Thursday October 1st, 2015
Still reeling a bit from last night’s first preview. Four weeks of work all leading up to the inevitable addition of a live audience, went really well. Terrifying and exhilarating, but the audience seemed really with us and with the story. Hearing an audience’s laughter is a big part of this, but also we as actors can truly ‘feel’ when an audience is with us. It’s hard to explain but any good actor will know what I’m talking about.
At the ‘places’ call Tom and I were in our dressing room chanting to each other and ourselves.”Why do we do this? Why do we put ourselves through this?” and afterwards the answer was clear.
"Because it makes us feel alive. More alive than anything."
I have said repeatedly in this blog that Travels with my Aunt is a very unique piece. A challenging piece for the four actors in it. I think I am beginning to understand why and hoping I can verbalize it in a way that makes sense to you, the reader.
Whenever we actors meet someone not in the field (a layperson) you can guarantee that the first question they ask will be “How do you memorize all those lines? I could NEVER do that!” My response usually is “It’s the job. In your job (whether you’re a banker, a teacher, an IT person, a lawyer, whatever) there are things that you have to learn (or memorize) that are just part of your job. And if you are an actor memorizing your lines is a given.”
However, with Travels, Tom, Dan and I have had found it incredibly difficult to learn the lines. Between the three of us there are many decades of experience in the business but we are all finding this particular play uniquely challenging.
As actors get older we all live in terror of ‘the day’ when learning lines becomes difficult. Since we are all about the same age I think we all felt perhaps like that ‘day’ had finally come. But, I think (well…pray!) that is not the case. In the process of rehearsing a play we ‘learn’ lines by getting them into our bodies. Usually this is tied to the movement (or blocking) and the intent of the character. Through repetition it eventually becomes a part of us in the same way that you just know your social security number, your ATM pin, your mother’s birthday, or which car on the subway is closest to your exit.
But Travels happens on basically a bare stage and we all jump back and forth from playing characters, direct address to the audience narrating what is happening and passing the main role of Henry Pulling around.
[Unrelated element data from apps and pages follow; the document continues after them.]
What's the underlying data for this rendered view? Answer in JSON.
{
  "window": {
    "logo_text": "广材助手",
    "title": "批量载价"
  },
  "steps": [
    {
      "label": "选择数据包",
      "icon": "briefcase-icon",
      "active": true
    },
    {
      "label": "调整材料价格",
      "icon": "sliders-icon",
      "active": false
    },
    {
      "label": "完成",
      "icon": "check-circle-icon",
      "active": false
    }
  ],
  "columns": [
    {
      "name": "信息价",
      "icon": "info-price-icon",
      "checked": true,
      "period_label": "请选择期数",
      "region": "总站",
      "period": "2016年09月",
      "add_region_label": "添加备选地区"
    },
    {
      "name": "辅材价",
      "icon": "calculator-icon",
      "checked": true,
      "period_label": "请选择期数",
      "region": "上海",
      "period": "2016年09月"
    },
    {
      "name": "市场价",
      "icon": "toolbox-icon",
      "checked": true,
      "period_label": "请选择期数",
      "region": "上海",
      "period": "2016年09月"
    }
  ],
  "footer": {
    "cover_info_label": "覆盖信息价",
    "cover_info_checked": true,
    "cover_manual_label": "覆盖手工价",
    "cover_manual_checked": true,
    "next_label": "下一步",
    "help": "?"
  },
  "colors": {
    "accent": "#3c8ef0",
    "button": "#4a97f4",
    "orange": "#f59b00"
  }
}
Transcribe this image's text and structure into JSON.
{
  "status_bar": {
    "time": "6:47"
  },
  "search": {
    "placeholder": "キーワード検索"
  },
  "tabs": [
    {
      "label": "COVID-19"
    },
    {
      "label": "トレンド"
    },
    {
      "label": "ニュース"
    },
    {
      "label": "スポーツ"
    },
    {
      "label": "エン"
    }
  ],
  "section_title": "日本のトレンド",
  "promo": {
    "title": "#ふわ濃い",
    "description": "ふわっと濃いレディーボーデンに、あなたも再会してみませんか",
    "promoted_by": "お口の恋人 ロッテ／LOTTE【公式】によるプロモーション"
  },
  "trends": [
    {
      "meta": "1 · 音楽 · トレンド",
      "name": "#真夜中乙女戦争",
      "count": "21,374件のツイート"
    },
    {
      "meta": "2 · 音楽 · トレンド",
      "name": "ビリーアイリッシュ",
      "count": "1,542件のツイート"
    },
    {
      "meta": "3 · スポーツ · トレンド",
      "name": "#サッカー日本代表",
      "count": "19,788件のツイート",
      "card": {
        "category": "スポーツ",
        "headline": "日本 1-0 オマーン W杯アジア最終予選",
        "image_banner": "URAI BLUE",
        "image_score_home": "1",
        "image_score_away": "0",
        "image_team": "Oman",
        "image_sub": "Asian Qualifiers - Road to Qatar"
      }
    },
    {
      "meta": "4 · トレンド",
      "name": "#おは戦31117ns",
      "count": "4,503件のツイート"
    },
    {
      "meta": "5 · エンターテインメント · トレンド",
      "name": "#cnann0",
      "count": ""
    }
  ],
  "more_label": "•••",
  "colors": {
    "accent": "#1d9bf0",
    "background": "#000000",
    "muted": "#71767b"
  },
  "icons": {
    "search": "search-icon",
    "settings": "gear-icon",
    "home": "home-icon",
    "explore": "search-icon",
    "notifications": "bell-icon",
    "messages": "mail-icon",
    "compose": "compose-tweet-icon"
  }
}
The transitions from scene to scene and character to character happens instantly and very often. As it is based on a novel the story jumps around in a way unlike any conventional sort of play. This makes it so hard to ‘get it into our bodies’. That is where the particular terror of doing Travels comes in. We have all experienced a feeling unlike any play we’ve ever done. The feeling of “What comes next?” and “Please, PLEASE God, let it NOT be my line”. After an invited dress rehearsal and one preview the terror is minimizing and I know (well…pray) that with a bit more repetition and a few more previews under our belts, we can all start to breathe and trust that it will come.
Each night’s particular random grouping of 99 strangers who make up our audience are such a crucial and desperately needed part of the process. Those 99 people come to the theatre from work, dinner, drinks, school, good days, bad days, wherever. Some of them not even knowing what they are seeing until they open their program five minutes before we start and think “Hmmm…Travels with My Aunt? I wonder what this will be about?” But, we could never do it without you. There would be no point to all the work we put in.
So, as we begin this crazy ride of performances from now until November 14th, we are so thankful for each and every random grouping of 99 strangers. Let us take you on a ride for two hours. Trust us. You’ll be in good hands.
Ciao for now,